Once you've etched the blade you can LIGHTLY go over it with 1200 or 2000 grit sandpaper on a hard sanding stick. This will "highlight" the pattern by shining up the high areas of the topography, while no touching the lower areas.
Concerning buffing....you CAN do it, but it will generally remove any darkness within the pattern, and in some cases if the etch is shallow, will make the pattern appear "smeared".
Once all that is complete, the blade is finished, and is not touched again with anything other than wax. Working with damascus requires a different approach to completing a knife.....the blade must be completed and etched prior to putting on a guard or handle.....then you have to constantly keep in mind that if you ding any part of the blade with a belt, sandpaper, or anything else abrasive, you've pretty much wrecked it.
21. How to Build a Post Vise Stand by Bob Warner
Purpose of this Equipment
The post vise is a piece of equipment that every blacksmith shop can benefit greatly from. This vise is made for taking abuse and I have abused mine without damaging it. I use this vise for holding hot steel while I am twisting it to make Damascus, or pounding on it to bend steel. The stand needs to be sturdy so that it does not tip over or move around while you are working. The vise is designed to be permanently mounted on a post with the foot on the ground. This way the energy from hitting the vise is transferred to the leg and then to the ground. I wanted to mount my post vise solidly but still be able to move it if I wanted too. The description below is how I accomplished this. I am very happy with the finished product.
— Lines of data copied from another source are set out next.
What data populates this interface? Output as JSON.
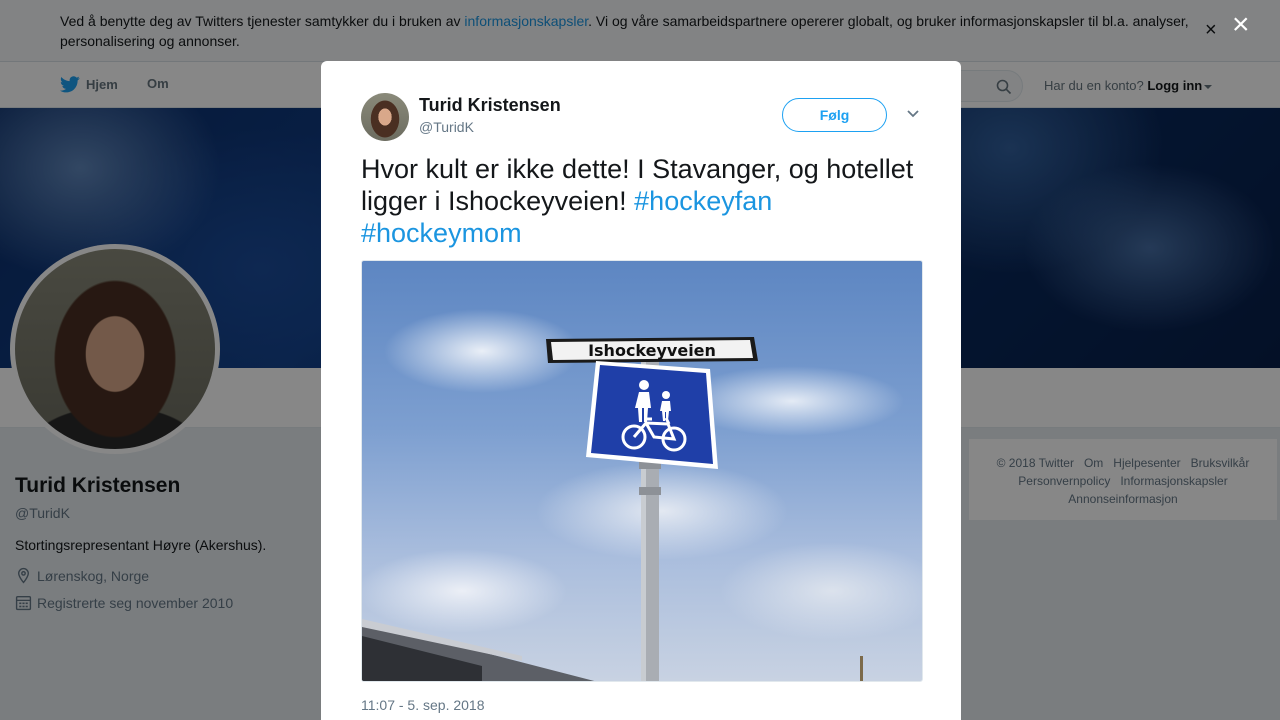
{
  "cookie_banner": {
    "text_before_link": "Ved å benytte deg av Twitters tjenester samtykker du i bruken av ",
    "link_text": "informasjonskapsler",
    "text_after_link": ". Vi og våre samarbeidspartnere opererer globalt, og bruker informasjonskapsler til bl.a. analyser, personalisering og annonser.",
    "close_symbol": "×"
  },
  "nav": {
    "home": "Hjem",
    "about": "Om",
    "account_prompt": "Har du en konto?",
    "login": "Logg inn"
  },
  "profile": {
    "name": "Turid Kristensen",
    "handle": "@TuridK",
    "bio": "Stortingsrepresentant Høyre (Akershus).",
    "location": "Lørenskog, Norge",
    "joined": "Registrerte seg november 2010"
  },
  "footer": {
    "links": [
      "© 2018 Twitter",
      "Om",
      "Hjelpesenter",
      "Bruksvilkår",
      "Personvernpolicy",
      "Informasjonskapsler",
      "Annonseinformasjon"
    ]
  },
  "overlay": {
    "close_symbol": "×"
  },
  "tweet": {
    "author_name": "Turid Kristensen",
    "author_handle": "@TuridK",
    "follow_label": "Følg",
    "text": "Hvor kult er ikke dette! I Stavanger, og hotellet ligger i Ishockeyveien!",
    "hashtags": [
      "#hockeyfan",
      "#hockeymom"
    ],
    "photo_sign_text": "Ishockeyveien",
    "timestamp": "11:07 - 5. sep. 2018"
  },
  "colors": {
    "link": "#1b95e0",
    "follow": "#1da1f2",
    "sign_blue": "#1f3fa8"
  }
}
30 gallon drum
Thick walled pipe
8” channel iron 18” long
One bag of redi-mix concrete
Bag of sand
3” piece of 1” PVC pipe
Take the 30 gallon drum and cut it off at the bottom ring. I cut mine just about ½” above the ring. Cut the rolled over edge off of the top of the drum. I cut mine about 1” below the rolled edge. Cut about ½” out of the top rind and put it in place on top of the cut part of the drum bottom. This creates a new rolled edge on your short drum. Pop rivet it in place. Put your pole in the drum and determine the working height of your vise. The height should be at whatever level you feel comfortable. Remember you will use this for a lot of things so get it in a comfortable work zone. Cut your pipe off at the height you want it. Cut a 6” piece of 1” diameter PVC pipe. Check to be sure the end of your post vise will fit INSIDE of this pipe. Get a larger pipe if necessary to ensure the post vise led will fit inside it. Take the redi-mix concrete and mix it up as directed by the manufacturer (don’t add the sand). Pour the redi-mix concrete into the bottom of the drum; add your pipe into the drum and into the concrete. Be sure to offset the pipe a little so that the weight of the channel will be centered over the drum after it is installed. Take the piece of PVC and place it next to the pipe. Get your post vise and try to fit it to be sure everything is correct. Remove the post vise and let the concrete set. After the concrete sets, weld the 8” channel on top and then mount your vise.
The last thing you do is to pour the entire bad of sand on top of the concrete. This is a work saving effort because there will be times you drop things and if it lands on sand instead of concrete, there is less likeliness that your blade will be bent.
22. Useful Links by Bob Warner
Links are an interesting thing; you will see sites with many, many links. My site does not have that many links but those that are here I believe are of value to those people that are looking for more information or a good place to purchase products. I don’t do banners and flashy stuff, just simple links that will get you where you want to go. Check these sites out and you will most likely visit them more times in the future.
The Custom Knife Directory
Texas Knife makers and Collectors Association
North Texas Blacksmiths Association
Center Cross Metal Works
Don Fogg Custom Knives
Fox Creek Forge
Wild Rose Trading Post
Online Knife Show
Beaumont Metal Works
Abrasive Products by American Buff International